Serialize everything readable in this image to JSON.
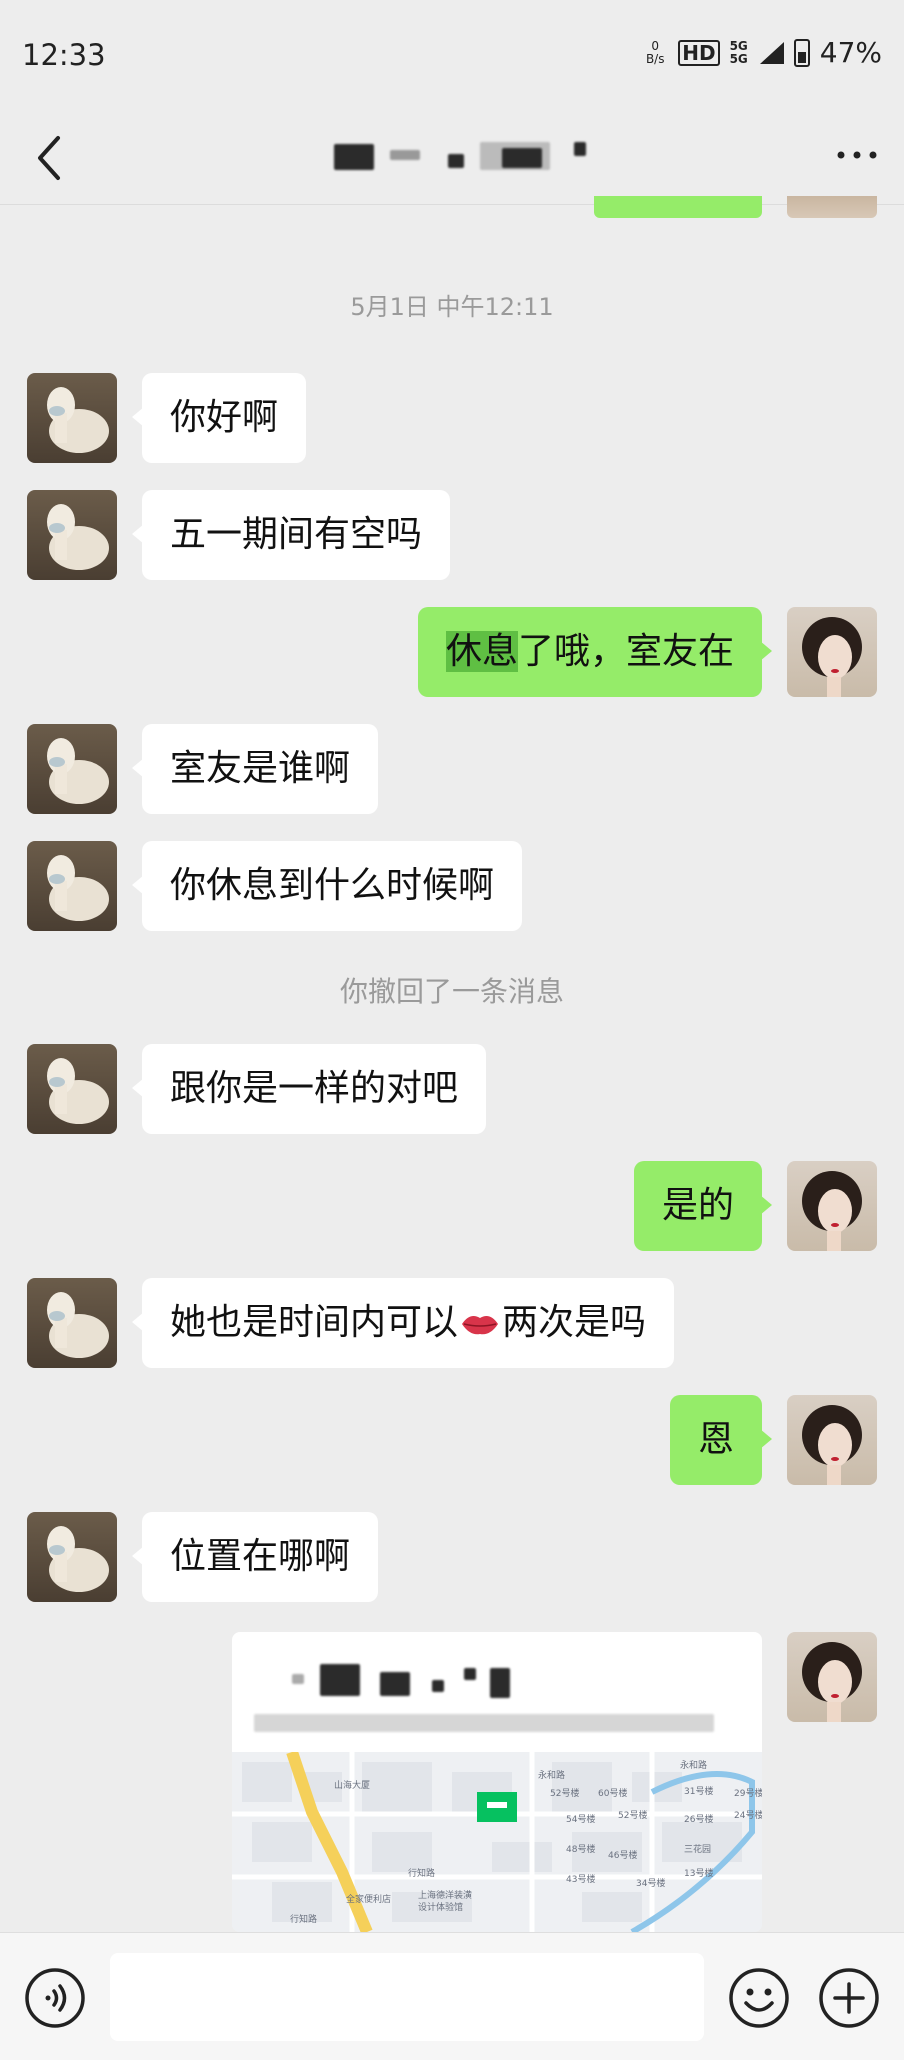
{
  "status_bar": {
    "time": "12:33",
    "net_speed_value": "0",
    "net_speed_unit": "B/s",
    "hd_label": "HD",
    "network_label_top": "5G",
    "network_label_bottom": "5G",
    "battery": "47%"
  },
  "nav": {
    "back_icon": "chevron-left-icon",
    "more_icon": "more-dots-icon"
  },
  "messages": {
    "timestamp": "5月1日 中午12:11",
    "m1": "你好啊",
    "m2": "五一期间有空吗",
    "m3_highlight": "休息",
    "m3_rest": "了哦，室友在",
    "m4": "室友是谁啊",
    "m5": "你休息到什么时候啊",
    "system_recall": "你撤回了一条消息",
    "m6": "跟你是一样的对吧",
    "m7": "是的",
    "m8_before": "她也是时间内可以",
    "m8_emoji": "lips-icon",
    "m8_after": "两次是吗",
    "m9": "恩",
    "m10": "位置在哪啊"
  },
  "location_card": {
    "map_labels": [
      "山海大厦",
      "永和路",
      "永和路",
      "52号楼",
      "60号楼",
      "31号楼",
      "29号楼",
      "54号楼",
      "52号楼",
      "26号楼",
      "24号楼",
      "48号楼",
      "46号楼",
      "三花园",
      "43号楼",
      "34号楼",
      "13号楼",
      "行知路",
      "上海德洋装潢",
      "设计体验馆",
      "全家便利店",
      "行知路"
    ]
  },
  "input_bar": {
    "placeholder": ""
  },
  "colors": {
    "background": "#ededed",
    "sent_bubble": "#95ec69",
    "received_bubble": "#ffffff"
  }
}
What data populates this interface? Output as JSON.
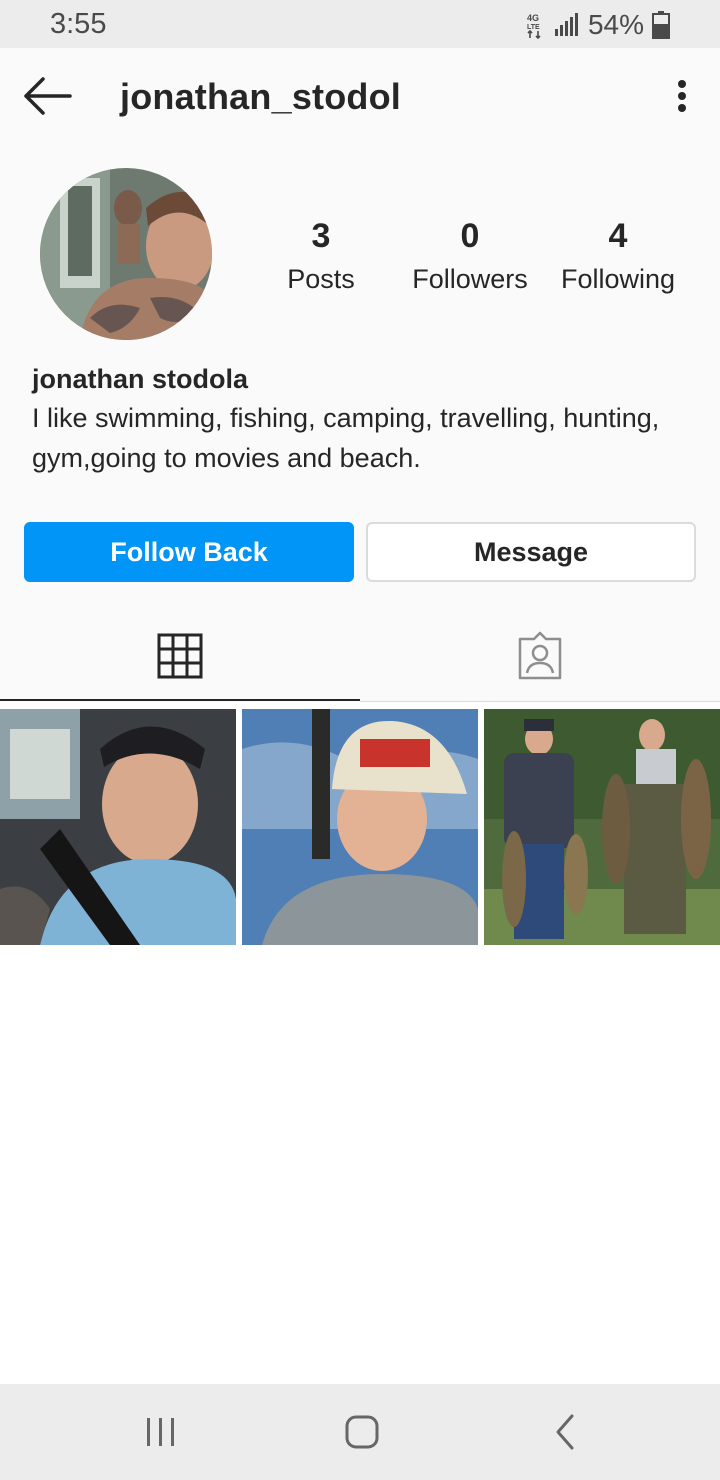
{
  "status_bar": {
    "time": "3:55",
    "network": "4G LTE",
    "battery": "54%",
    "icons": [
      "network-4g-icon",
      "signal-icon",
      "battery-icon"
    ]
  },
  "header": {
    "username": "jonathan_stodol",
    "icons": [
      "back-arrow-icon",
      "more-options-icon"
    ]
  },
  "profile": {
    "stats": [
      {
        "count": "3",
        "label": "Posts"
      },
      {
        "count": "0",
        "label": "Followers"
      },
      {
        "count": "4",
        "label": "Following"
      }
    ],
    "full_name": "jonathan stodola",
    "bio": "I like swimming, fishing, camping, travelling, hunting, gym,going to movies and beach."
  },
  "actions": {
    "follow_back": "Follow Back",
    "message": "Message"
  },
  "tabs": [
    {
      "icon": "grid-icon",
      "selected": true
    },
    {
      "icon": "tagged-person-icon",
      "selected": false
    }
  ],
  "posts": [
    {
      "description": "selfie-in-car"
    },
    {
      "description": "selfie-hard-hat"
    },
    {
      "description": "two-men-holding-fish"
    }
  ],
  "nav_bar": {
    "icons": [
      "recent-apps-icon",
      "home-icon",
      "back-icon"
    ]
  },
  "colors": {
    "accent": "#0095f6",
    "text": "#262626",
    "border": "#dbdbdb",
    "background": "#fafafa",
    "system_bar": "#ececec"
  }
}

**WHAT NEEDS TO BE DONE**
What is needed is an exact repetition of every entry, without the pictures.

**RESPONSE TO THE TASK**
Serialize everything readable in this image to JSON.
{
  "status_bar": {
    "time": "12:33",
    "net_speed_value": "0",
    "net_speed_unit": "B/s",
    "hd_label": "HD",
    "network_label_top": "5G",
    "network_label_bottom": "5G",
    "battery": "47%"
  },
  "nav": {
    "back_icon": "chevron-left-icon",
    "more_icon": "more-dots-icon"
  },
  "messages": {
    "timestamp": "5月1日 中午12:11",
    "m1": "你好啊",
    "m2": "五一期间有空吗",
    "m3_highlight": "休息",
    "m3_rest": "了哦，室友在",
    "m4": "室友是谁啊",
    "m5": "你休息到什么时候啊",
    "system_recall": "你撤回了一条消息",
    "m6": "跟你是一样的对吧",
    "m7": "是的",
    "m8_before": "她也是时间内可以",
    "m8_emoji": "lips-icon",
    "m8_after": "两次是吗",
    "m9": "恩",
    "m10": "位置在哪啊"
  },
  "location_card": {
    "map_labels": [
      "山海大厦",
      "永和路",
      "永和路",
      "52号楼",
      "60号楼",
      "31号楼",
      "29号楼",
      "54号楼",
      "52号楼",
      "26号楼",
      "24号楼",
      "48号楼",
      "46号楼",
      "三花园",
      "43号楼",
      "34号楼",
      "13号楼",
      "行知路",
      "上海德洋装潢",
      "设计体验馆",
      "全家便利店",
      "行知路"
    ]
  },
  "input_bar": {
    "placeholder": ""
  },
  "colors": {
    "background": "#ededed",
    "sent_bubble": "#95ec69",
    "received_bubble": "#ffffff"
  }
}
What data populates this interface? Output as JSON.
{
  "status_bar": {
    "time": "3:55",
    "network": "4G LTE",
    "battery": "54%",
    "icons": [
      "network-4g-icon",
      "signal-icon",
      "battery-icon"
    ]
  },
  "header": {
    "username": "jonathan_stodol",
    "icons": [
      "back-arrow-icon",
      "more-options-icon"
    ]
  },
  "profile": {
    "stats": [
      {
        "count": "3",
        "label": "Posts"
      },
      {
        "count": "0",
        "label": "Followers"
      },
      {
        "count": "4",
        "label": "Following"
      }
    ],
    "full_name": "jonathan stodola",
    "bio": "I like swimming, fishing, camping, travelling, hunting, gym,going to movies and beach."
  },
  "actions": {
    "follow_back": "Follow Back",
    "message": "Message"
  },
  "tabs": [
    {
      "icon": "grid-icon",
      "selected": true
    },
    {
      "icon": "tagged-person-icon",
      "selected": false
    }
  ],
  "posts": [
    {
      "description": "selfie-in-car"
    },
    {
      "description": "selfie-hard-hat"
    },
    {
      "description": "two-men-holding-fish"
    }
  ],
  "nav_bar": {
    "icons": [
      "recent-apps-icon",
      "home-icon",
      "back-icon"
    ]
  },
  "colors": {
    "accent": "#0095f6",
    "text": "#262626",
    "border": "#dbdbdb",
    "background": "#fafafa",
    "system_bar": "#ececec"
  }
}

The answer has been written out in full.